Thursday, October 4, 2012

Another Thomas Kidd Review of David Aikman’s One Nation Without God?

This is especially good as it discusses the phony Patrick Henry quotation I've seen endlessly repeated.  A taste:

Patrick Henry once said, "It cannot be emphasized too strongly or too often that this great nation was founded, not by religionists, but by Christians; not on religions, but on the gospel of Jesus Christ!" Or at least many evangelicals believe Henry said that. It is actually a line from a 1956 magazine article commenting on Henry's faith, but popular Christian writers subsequently attributed the quote to Henry himself. The misquote stuck. Even though countless websites have debunked it, this bogus statement still routinely appears everywhere from Twitter to Facebook to books on America's founding, including presidential aspirant Newt Gingrich's A Nation Like No Other. And Gingrich has a Ph.D. in history! 
The eager reception of spurious quotes about our Christian origins is telling. It illustrates the fact that religion's role in the founding is among the most controversial historical debates in America today. Into that debate enters David Aikman's One Nation Without God? The Battle for Christianity in an Age of Unbelief (Baker). ...

Tuesday, October 2, 2012

Patrick Deneen Misunderstands Allan Bloom

That's the title of my piece at my personal blog.  I post parts of it here because the Straussians have somewhat influenced my studies of the American Founding and religion (though, I consider myself far more cautious than they are in the conclusions they draw regarding secret teachings).  A taste:

[The West Coast Straussians] defend the timeless truths of the natural rights of the Declaration of Independence in an almost fanatical sense and claim to believe in the objective truth of natural rights.  Though, they would note, the "right" kinds of traditions and religion are compatible with DOI's essences.  And it's all compatible with social conservatism.  Bloom and the East Coast Straussians understood a fanatical natural rights ideology leads to social liberalism.  So they sought a balance between the claims of natural rights and the claims of religion, tradition and culture.  They understood that reason and revelation were at base in conflict (and as secret atheists and nihilists didn't believe in the objective claims of either).  But they did NOT see "liberal" citizens as to be liberated from their "prejudices" by a fanatical natural rights ideology.  Rather, they wanted these "gentlemen" to believe devoutly in the basics of their religions' claims to revealed truths AND, as good Americans, in the natural rights of the Declaration of Independence without, I think, truly appreciating the tension between the Truth claims of reason and of revelation.  "Christianity" and "natural rights" are in conflict.  But the "gentlemen" in the military who thought of themselves as "good Christians" and "good Americans" need not really appreciate the two things as incompatible.  After Nietzsche, they believed tension, chaos, conflict, irony could be liberating and value creating and sustaining forces.  They also believed war gave man his utmost meaning.  Hence, you had folks who secretly didn't believe in the objective truths of natural rights/liberal democracy supporting going to war to defend those noble fictions.  I don't want to seem too cynical about them.  The Straussians really do believe liberal democracy and its natural rights claims led to a better life for the masses than illiberal systems.  After Churchill, they thought those who defend liberal democracy need not flatter it.

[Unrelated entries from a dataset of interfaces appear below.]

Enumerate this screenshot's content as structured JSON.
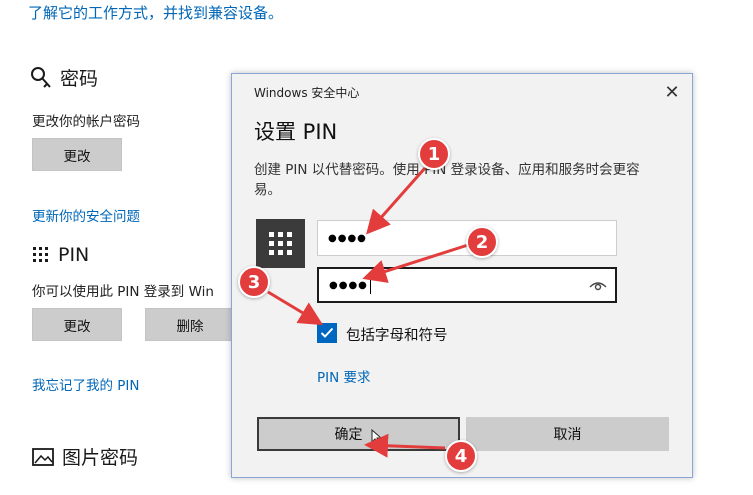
{
  "settings": {
    "intro_text": "了解它的工作方式，并找到兼容设备。",
    "password": {
      "title": "密码",
      "description": "更改你的帐户密码",
      "change_label": "更改"
    },
    "security_question_link": "更新你的安全问题",
    "pin": {
      "title": "PIN",
      "description": "你可以使用此 PIN 登录到 Win",
      "change_label": "更改",
      "remove_label": "删除"
    },
    "forgot_pin_link": "我忘记了我的 PIN",
    "picture_password": {
      "title": "图片密码"
    }
  },
  "dialog": {
    "window_title": "Windows 安全中心",
    "close_glyph": "✕",
    "heading": "设置 PIN",
    "description": "创建 PIN 以代替密码。使用 PIN 登录设备、应用和服务时会更容易。",
    "new_pin_value": "●●●●",
    "confirm_pin_value": "●●●●",
    "checkbox_label": "包括字母和符号",
    "checkbox_checked": true,
    "pin_requirements_link": "PIN 要求",
    "ok_label": "确定",
    "cancel_label": "取消"
  },
  "annotations": {
    "step1": "1",
    "step2": "2",
    "step3": "3",
    "step4": "4",
    "color": "#e23c3c"
  },
  "icons": [
    "key-icon",
    "keypad-icon",
    "picture-icon",
    "eye-icon",
    "close-icon",
    "checkmark-icon"
  ]
}
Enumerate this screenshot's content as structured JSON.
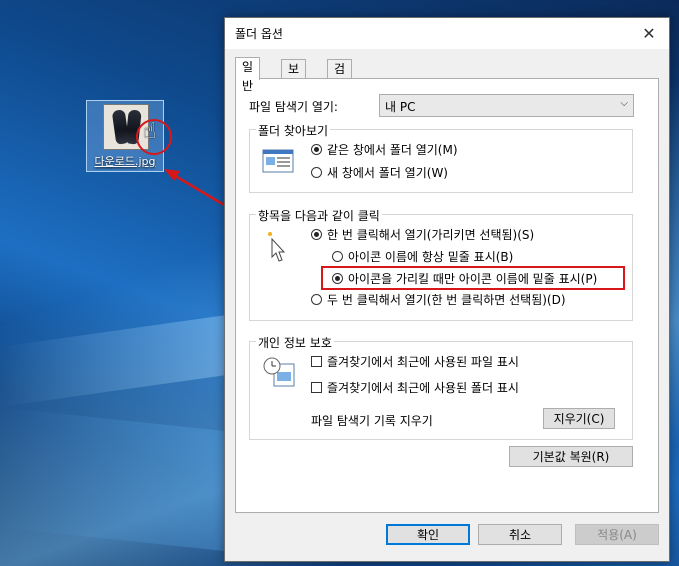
{
  "desktop": {
    "icon_label": "다운로드.jpg",
    "icon_name": "image-file-thumbnail",
    "annotation_color": "#d81818"
  },
  "dialog": {
    "title": "폴더 옵션",
    "close_icon": "close-icon",
    "tabs": [
      {
        "label": "일반",
        "active": true
      },
      {
        "label": "보기",
        "active": false
      },
      {
        "label": "검색",
        "active": false
      }
    ],
    "explorer_open": {
      "label": "파일 탐색기 열기:",
      "selected": "내 PC"
    },
    "browse_folders": {
      "title": "폴더 찾아보기",
      "options": [
        {
          "label": "같은 창에서 폴더 열기(M)",
          "selected": true
        },
        {
          "label": "새 창에서 폴더 열기(W)",
          "selected": false
        }
      ]
    },
    "click_items": {
      "title": "항목을 다음과 같이 클릭",
      "options": [
        {
          "label": "한 번 클릭해서 열기(가리키면 선택됨)(S)",
          "selected": true
        },
        {
          "label": "아이콘 이름에 항상 밑줄 표시(B)",
          "selected": false
        },
        {
          "label": "아이콘을 가리킬 때만 아이콘 이름에 밑줄 표시(P)",
          "selected": true
        },
        {
          "label": "두 번 클릭해서 열기(한 번 클릭하면 선택됨)(D)",
          "selected": false
        }
      ]
    },
    "privacy": {
      "title": "개인 정보 보호",
      "checks": [
        {
          "label": "즐겨찾기에서 최근에 사용된 파일 표시",
          "checked": false
        },
        {
          "label": "즐겨찾기에서 최근에 사용된 폴더 표시",
          "checked": false
        }
      ],
      "clear_label": "파일 탐색기 기록 지우기",
      "clear_button": "지우기(C)"
    },
    "restore_button": "기본값 복원(R)",
    "footer": {
      "ok": "확인",
      "cancel": "취소",
      "apply": "적용(A)"
    },
    "accent_color": "#0078d7"
  }
}
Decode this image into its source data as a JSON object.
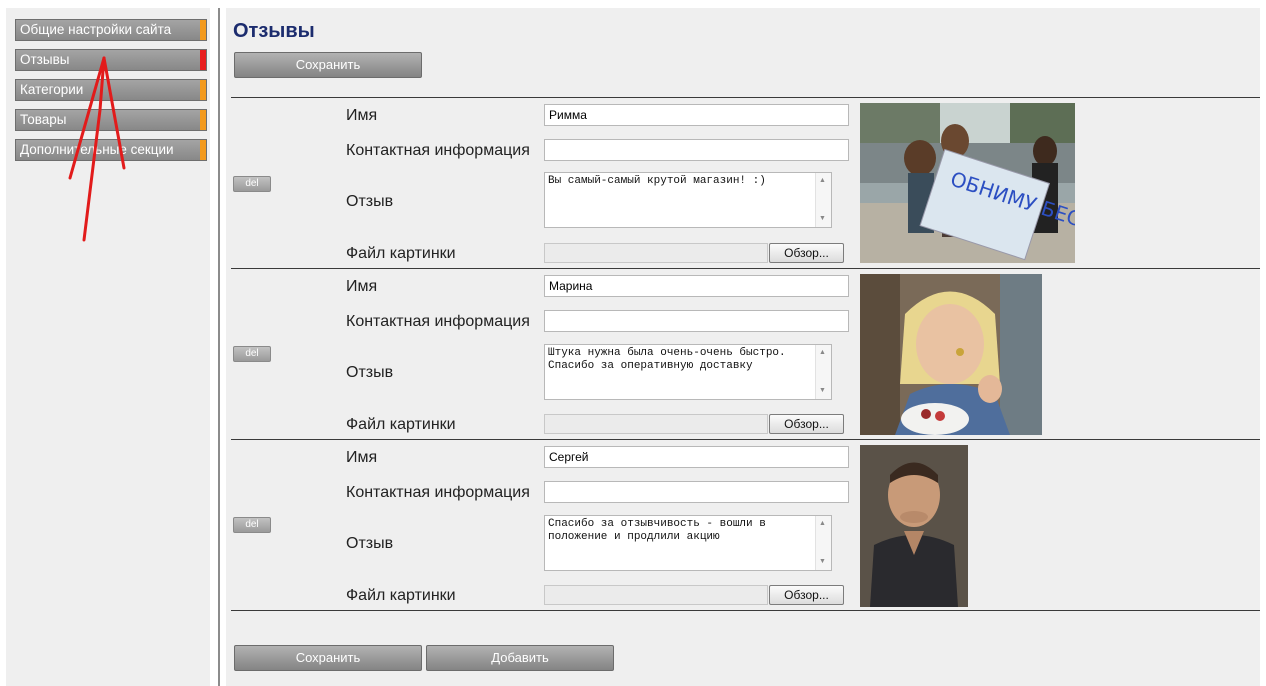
{
  "sidebar": {
    "items": [
      {
        "label": "Общие настройки сайта",
        "active": false
      },
      {
        "label": "Отзывы",
        "active": true
      },
      {
        "label": "Категории",
        "active": false
      },
      {
        "label": "Товары",
        "active": false
      },
      {
        "label": "Дополнительные секции",
        "active": false
      }
    ]
  },
  "page": {
    "title": "Отзывы",
    "save_label": "Сохранить",
    "add_label": "Добавить"
  },
  "labels": {
    "name": "Имя",
    "contact": "Контактная информация",
    "review": "Отзыв",
    "image_file": "Файл картинки",
    "browse": "Обзор...",
    "delete": "del"
  },
  "reviews": [
    {
      "name": "Римма",
      "contact": "",
      "review": "Вы самый-самый крутой магазин! :)",
      "image_text": "ОБНИМУ БЕСПЛАТНО"
    },
    {
      "name": "Марина",
      "contact": "",
      "review": "Штука нужна была очень-очень быстро. Спасибо за оперативную доставку"
    },
    {
      "name": "Сергей",
      "contact": "",
      "review": "Спасибо за отзывчивость - вошли в положение и продлили акцию"
    }
  ],
  "colors": {
    "accent_orange": "#f39a1e",
    "accent_active": "#e81b1b",
    "title": "#1c2c6e",
    "annotation_arrow": "#e21b1b"
  }
}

David Aikman’s One Nation Without God?

Thomas Kidd reviews here.

"The Bucknellian" on John Fea's Book

John Fea details.  The original is here.  My older middle brother graduated from Bucknell.  I know one thing about that school:  It is EXPENSIVE.


This is a very critical piece by Wayne Everett Orgar.